> **Entries from a dataset of interfaces**:
◆ ◆ ◆ ◆

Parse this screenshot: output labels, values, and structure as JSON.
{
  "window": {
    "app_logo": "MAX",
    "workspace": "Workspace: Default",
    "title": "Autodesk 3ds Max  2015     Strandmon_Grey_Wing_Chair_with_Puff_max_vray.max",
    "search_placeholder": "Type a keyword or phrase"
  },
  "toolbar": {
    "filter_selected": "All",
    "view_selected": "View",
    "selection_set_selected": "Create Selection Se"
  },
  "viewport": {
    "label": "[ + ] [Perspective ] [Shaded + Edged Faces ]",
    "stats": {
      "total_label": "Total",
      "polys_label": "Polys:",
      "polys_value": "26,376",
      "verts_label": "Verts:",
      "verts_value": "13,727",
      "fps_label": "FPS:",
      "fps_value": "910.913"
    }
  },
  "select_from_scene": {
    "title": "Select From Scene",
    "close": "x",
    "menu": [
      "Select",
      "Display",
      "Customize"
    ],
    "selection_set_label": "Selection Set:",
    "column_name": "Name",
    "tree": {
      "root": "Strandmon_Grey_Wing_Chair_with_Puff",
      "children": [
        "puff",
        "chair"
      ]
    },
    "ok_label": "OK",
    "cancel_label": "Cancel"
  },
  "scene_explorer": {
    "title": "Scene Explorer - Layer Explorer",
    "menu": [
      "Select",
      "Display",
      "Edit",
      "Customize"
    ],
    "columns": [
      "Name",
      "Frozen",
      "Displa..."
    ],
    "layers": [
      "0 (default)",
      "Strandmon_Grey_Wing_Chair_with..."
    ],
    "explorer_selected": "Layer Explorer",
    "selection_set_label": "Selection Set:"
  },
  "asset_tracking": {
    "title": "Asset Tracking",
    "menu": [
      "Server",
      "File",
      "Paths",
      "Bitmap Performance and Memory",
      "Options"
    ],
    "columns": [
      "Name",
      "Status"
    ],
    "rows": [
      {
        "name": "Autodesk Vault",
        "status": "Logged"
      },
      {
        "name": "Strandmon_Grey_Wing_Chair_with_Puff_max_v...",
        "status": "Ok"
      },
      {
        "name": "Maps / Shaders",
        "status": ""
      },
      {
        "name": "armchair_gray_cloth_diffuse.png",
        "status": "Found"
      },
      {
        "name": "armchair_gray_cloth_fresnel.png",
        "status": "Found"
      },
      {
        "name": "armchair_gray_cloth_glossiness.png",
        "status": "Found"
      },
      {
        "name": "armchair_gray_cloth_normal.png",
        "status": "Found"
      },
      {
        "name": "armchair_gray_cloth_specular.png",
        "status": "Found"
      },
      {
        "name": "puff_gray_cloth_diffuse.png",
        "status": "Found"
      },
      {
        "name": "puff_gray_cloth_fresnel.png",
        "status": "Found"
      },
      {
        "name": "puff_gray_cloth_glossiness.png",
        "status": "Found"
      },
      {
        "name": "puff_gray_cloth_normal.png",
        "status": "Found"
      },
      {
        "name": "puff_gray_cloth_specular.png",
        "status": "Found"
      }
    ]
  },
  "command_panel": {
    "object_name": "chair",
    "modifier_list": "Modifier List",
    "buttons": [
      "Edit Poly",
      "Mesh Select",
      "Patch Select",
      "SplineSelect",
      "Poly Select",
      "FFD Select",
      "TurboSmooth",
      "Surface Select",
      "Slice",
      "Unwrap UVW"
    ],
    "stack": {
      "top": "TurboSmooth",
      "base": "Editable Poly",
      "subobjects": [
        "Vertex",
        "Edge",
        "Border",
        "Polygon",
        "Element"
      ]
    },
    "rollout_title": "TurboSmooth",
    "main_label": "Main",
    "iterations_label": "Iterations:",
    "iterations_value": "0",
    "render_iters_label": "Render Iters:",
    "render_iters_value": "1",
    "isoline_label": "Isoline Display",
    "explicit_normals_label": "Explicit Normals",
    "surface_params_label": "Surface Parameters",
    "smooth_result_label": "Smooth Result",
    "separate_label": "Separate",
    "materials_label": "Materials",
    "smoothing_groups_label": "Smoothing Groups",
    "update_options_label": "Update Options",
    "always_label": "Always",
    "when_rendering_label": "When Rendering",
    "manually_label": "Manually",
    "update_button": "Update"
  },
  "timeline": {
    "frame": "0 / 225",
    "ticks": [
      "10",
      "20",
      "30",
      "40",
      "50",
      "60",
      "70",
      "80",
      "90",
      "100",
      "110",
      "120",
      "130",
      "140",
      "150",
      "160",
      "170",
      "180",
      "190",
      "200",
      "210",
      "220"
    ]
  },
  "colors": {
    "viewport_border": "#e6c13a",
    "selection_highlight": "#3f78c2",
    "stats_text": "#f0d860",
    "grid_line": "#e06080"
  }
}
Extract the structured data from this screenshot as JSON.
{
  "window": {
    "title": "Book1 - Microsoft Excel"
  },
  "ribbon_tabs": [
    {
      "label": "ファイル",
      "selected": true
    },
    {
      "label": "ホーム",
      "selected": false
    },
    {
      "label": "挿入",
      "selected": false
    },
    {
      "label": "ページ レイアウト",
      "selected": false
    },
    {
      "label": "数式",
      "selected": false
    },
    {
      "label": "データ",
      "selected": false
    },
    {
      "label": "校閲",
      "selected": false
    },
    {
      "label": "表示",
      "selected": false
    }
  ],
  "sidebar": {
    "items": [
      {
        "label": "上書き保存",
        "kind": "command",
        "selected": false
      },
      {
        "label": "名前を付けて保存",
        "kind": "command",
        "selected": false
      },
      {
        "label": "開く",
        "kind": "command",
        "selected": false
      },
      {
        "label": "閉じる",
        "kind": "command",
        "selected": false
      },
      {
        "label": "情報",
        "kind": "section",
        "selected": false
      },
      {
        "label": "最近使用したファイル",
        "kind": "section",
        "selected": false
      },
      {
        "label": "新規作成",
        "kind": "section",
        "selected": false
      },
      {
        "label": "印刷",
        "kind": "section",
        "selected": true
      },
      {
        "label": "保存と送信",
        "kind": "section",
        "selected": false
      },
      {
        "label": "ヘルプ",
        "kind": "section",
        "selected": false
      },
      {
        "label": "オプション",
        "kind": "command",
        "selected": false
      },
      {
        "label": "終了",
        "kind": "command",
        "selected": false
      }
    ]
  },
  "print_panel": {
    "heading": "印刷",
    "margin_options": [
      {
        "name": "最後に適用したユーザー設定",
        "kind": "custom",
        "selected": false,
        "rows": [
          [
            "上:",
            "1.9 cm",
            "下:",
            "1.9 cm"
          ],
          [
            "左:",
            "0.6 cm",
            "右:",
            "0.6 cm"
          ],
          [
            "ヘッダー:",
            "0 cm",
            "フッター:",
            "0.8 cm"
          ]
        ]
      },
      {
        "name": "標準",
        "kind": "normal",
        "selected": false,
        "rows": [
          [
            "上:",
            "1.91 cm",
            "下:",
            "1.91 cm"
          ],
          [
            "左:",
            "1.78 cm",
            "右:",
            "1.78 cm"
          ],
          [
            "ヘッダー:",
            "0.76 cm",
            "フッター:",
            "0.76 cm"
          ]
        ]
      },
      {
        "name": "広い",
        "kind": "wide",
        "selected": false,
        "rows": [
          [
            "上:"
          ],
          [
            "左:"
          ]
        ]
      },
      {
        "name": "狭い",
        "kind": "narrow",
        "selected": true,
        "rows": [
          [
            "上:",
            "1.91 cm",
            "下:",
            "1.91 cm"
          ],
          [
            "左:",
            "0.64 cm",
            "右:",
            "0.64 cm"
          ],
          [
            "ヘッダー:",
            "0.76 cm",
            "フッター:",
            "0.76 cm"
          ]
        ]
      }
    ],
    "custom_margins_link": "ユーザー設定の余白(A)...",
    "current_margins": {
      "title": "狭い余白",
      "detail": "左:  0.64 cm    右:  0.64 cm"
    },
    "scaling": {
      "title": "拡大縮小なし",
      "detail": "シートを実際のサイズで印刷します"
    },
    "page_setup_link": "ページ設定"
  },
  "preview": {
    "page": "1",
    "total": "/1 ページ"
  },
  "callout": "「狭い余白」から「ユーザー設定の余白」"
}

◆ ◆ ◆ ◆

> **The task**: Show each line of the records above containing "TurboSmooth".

> **Solution**:
      "TurboSmooth",
      "top": "TurboSmooth",
    "rollout_title": "TurboSmooth",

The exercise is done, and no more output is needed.